*ABOUT THIS EXERCISE:* Filter the material below so that only lines containing "time" remain.

┌──

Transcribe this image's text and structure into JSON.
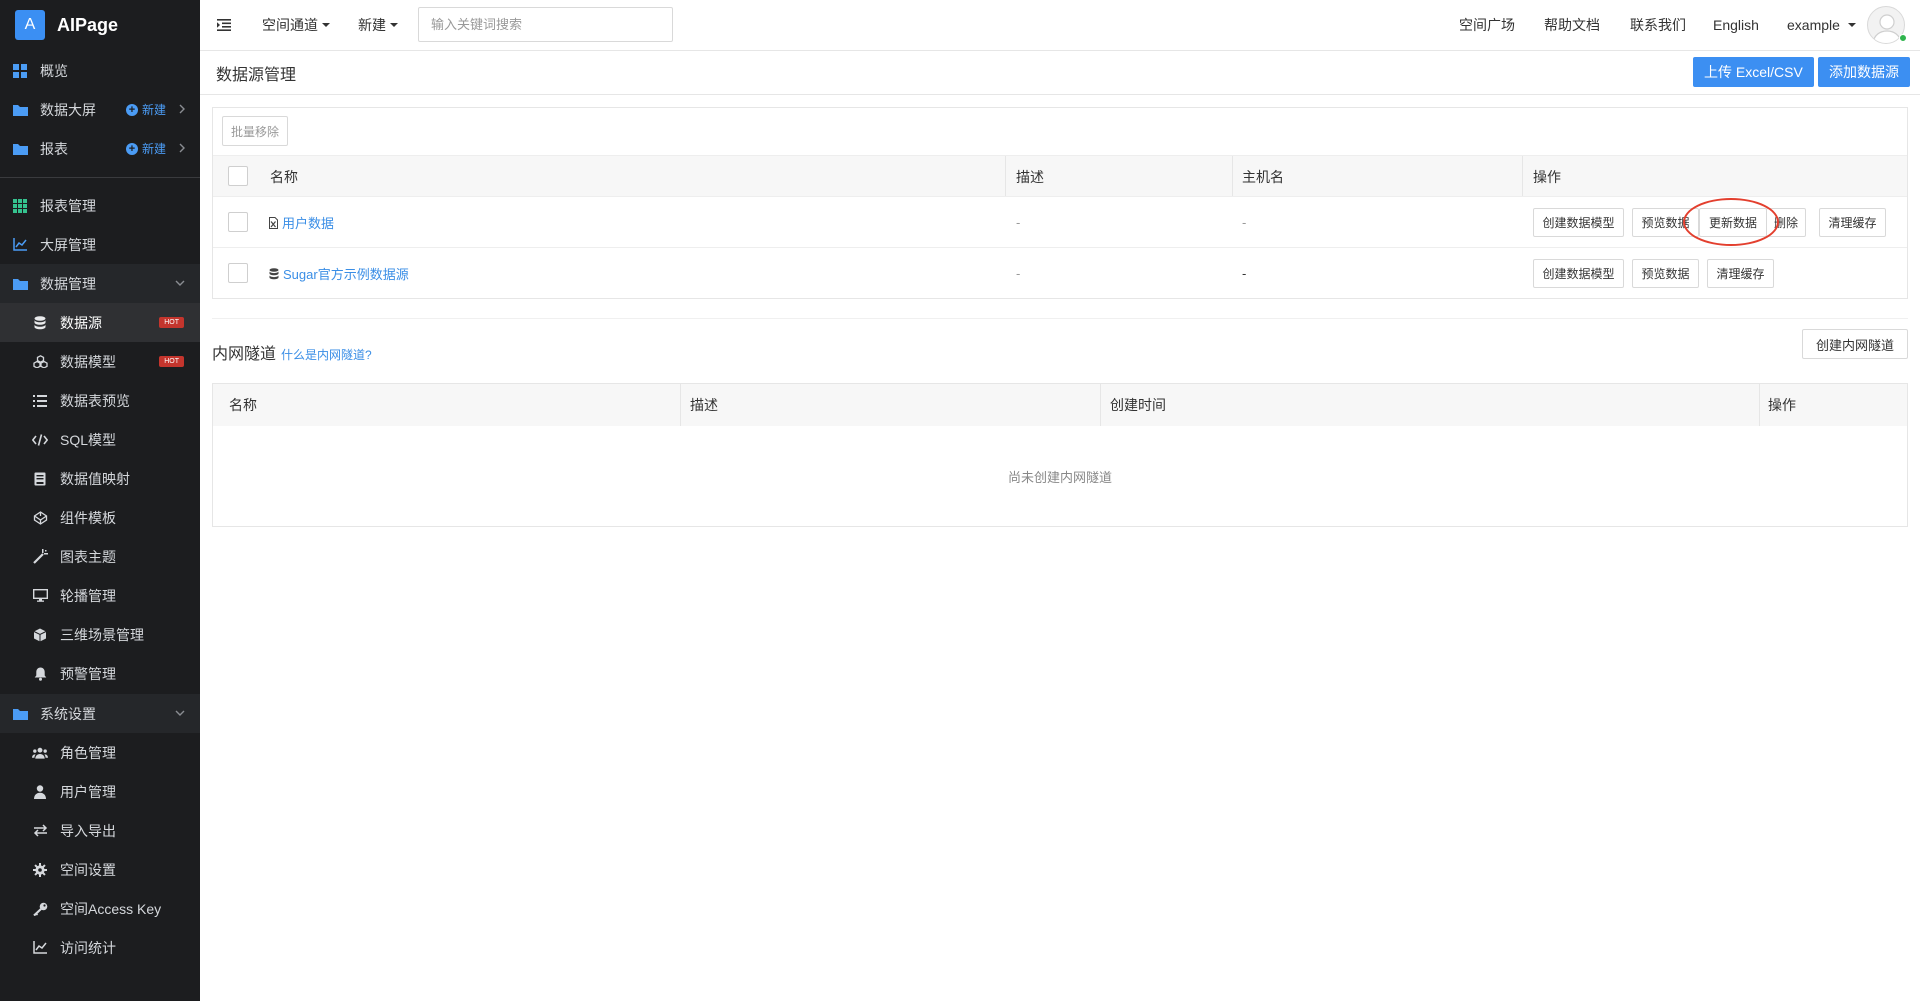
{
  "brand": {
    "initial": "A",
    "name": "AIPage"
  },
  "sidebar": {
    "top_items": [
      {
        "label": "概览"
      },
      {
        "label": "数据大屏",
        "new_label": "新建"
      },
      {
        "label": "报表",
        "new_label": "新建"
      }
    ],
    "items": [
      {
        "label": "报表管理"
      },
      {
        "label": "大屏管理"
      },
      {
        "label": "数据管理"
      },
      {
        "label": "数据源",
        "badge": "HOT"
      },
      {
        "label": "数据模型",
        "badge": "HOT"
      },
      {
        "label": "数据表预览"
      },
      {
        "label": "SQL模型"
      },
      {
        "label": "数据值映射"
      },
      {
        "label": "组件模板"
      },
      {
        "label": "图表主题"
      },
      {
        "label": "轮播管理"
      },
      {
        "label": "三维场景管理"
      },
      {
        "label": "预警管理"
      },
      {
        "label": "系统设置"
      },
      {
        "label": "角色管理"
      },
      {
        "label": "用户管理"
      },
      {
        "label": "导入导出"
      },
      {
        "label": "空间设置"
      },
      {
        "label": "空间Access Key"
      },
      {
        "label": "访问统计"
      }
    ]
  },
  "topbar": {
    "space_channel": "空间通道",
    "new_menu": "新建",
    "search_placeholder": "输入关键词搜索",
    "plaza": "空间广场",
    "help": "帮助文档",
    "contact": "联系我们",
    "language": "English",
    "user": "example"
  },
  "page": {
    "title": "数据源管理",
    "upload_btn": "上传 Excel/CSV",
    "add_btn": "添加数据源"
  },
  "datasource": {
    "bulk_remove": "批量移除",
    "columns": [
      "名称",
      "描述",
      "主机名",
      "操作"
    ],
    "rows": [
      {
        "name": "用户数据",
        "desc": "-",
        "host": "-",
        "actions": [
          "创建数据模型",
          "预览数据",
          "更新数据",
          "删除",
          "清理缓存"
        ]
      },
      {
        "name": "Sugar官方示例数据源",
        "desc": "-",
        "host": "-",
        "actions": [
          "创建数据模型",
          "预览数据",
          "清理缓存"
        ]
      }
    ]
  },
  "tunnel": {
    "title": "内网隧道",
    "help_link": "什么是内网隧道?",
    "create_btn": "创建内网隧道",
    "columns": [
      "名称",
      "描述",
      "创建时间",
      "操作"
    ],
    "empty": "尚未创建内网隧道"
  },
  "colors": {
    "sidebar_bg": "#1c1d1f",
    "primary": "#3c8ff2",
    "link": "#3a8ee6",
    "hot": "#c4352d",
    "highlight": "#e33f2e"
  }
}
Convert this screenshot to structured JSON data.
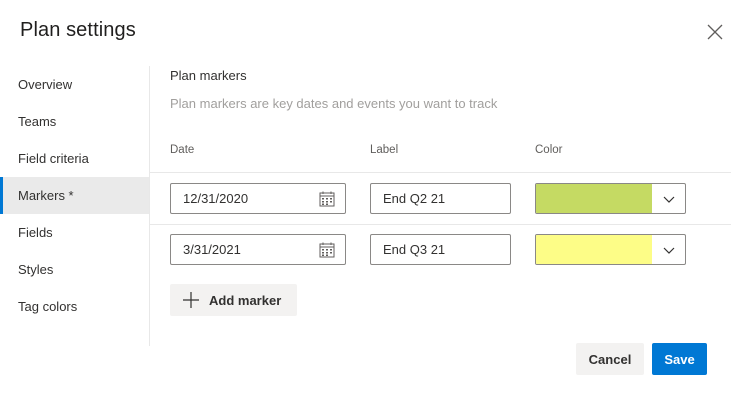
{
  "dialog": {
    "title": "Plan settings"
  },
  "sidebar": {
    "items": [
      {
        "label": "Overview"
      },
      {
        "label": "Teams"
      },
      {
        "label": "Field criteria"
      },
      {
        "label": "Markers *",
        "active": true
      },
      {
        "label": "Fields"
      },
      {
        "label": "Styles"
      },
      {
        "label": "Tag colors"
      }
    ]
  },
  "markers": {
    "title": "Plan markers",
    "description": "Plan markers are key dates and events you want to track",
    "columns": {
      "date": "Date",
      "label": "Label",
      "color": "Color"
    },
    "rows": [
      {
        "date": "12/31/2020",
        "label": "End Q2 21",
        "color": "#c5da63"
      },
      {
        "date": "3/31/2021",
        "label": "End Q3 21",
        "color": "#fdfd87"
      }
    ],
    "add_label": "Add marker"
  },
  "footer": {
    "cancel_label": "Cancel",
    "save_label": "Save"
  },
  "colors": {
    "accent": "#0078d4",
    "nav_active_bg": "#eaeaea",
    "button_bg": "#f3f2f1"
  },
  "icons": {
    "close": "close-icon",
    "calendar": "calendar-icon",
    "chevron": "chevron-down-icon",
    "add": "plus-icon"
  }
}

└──
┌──

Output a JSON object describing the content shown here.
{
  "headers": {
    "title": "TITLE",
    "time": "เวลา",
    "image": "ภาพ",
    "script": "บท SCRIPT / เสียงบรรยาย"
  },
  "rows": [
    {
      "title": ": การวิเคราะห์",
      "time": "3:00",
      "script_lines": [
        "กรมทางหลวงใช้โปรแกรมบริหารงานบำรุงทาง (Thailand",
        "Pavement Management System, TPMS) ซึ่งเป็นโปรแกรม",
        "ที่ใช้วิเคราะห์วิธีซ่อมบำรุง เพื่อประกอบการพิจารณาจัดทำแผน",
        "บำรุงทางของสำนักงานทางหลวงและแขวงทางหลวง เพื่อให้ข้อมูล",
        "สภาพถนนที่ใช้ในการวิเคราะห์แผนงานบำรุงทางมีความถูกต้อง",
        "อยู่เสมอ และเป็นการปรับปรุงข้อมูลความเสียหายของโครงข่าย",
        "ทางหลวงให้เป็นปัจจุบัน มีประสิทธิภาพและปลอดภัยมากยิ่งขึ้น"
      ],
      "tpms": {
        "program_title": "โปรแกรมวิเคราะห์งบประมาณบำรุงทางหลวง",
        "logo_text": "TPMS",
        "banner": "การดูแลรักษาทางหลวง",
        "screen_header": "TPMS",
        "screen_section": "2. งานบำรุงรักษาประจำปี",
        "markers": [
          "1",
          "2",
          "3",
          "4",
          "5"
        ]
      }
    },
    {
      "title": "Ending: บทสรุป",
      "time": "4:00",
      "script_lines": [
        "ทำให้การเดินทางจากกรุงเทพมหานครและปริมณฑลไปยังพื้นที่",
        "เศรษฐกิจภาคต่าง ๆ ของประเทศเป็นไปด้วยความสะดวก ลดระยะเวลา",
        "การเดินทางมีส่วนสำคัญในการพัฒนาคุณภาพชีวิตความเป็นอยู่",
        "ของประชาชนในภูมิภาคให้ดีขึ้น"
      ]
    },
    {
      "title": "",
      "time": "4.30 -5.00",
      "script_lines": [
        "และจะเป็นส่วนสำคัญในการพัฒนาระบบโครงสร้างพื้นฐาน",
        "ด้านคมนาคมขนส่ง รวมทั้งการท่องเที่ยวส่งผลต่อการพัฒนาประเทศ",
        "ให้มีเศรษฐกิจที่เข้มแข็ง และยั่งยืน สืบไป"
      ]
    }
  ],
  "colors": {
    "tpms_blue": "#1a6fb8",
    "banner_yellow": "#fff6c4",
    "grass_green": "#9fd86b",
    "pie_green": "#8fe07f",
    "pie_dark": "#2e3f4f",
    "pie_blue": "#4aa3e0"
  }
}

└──

*REPLY TO THE TASK:*
    "time": "เวลา",
      "time": "3:00",
      "time": "4:00",
      "time": "4.30 -5.00",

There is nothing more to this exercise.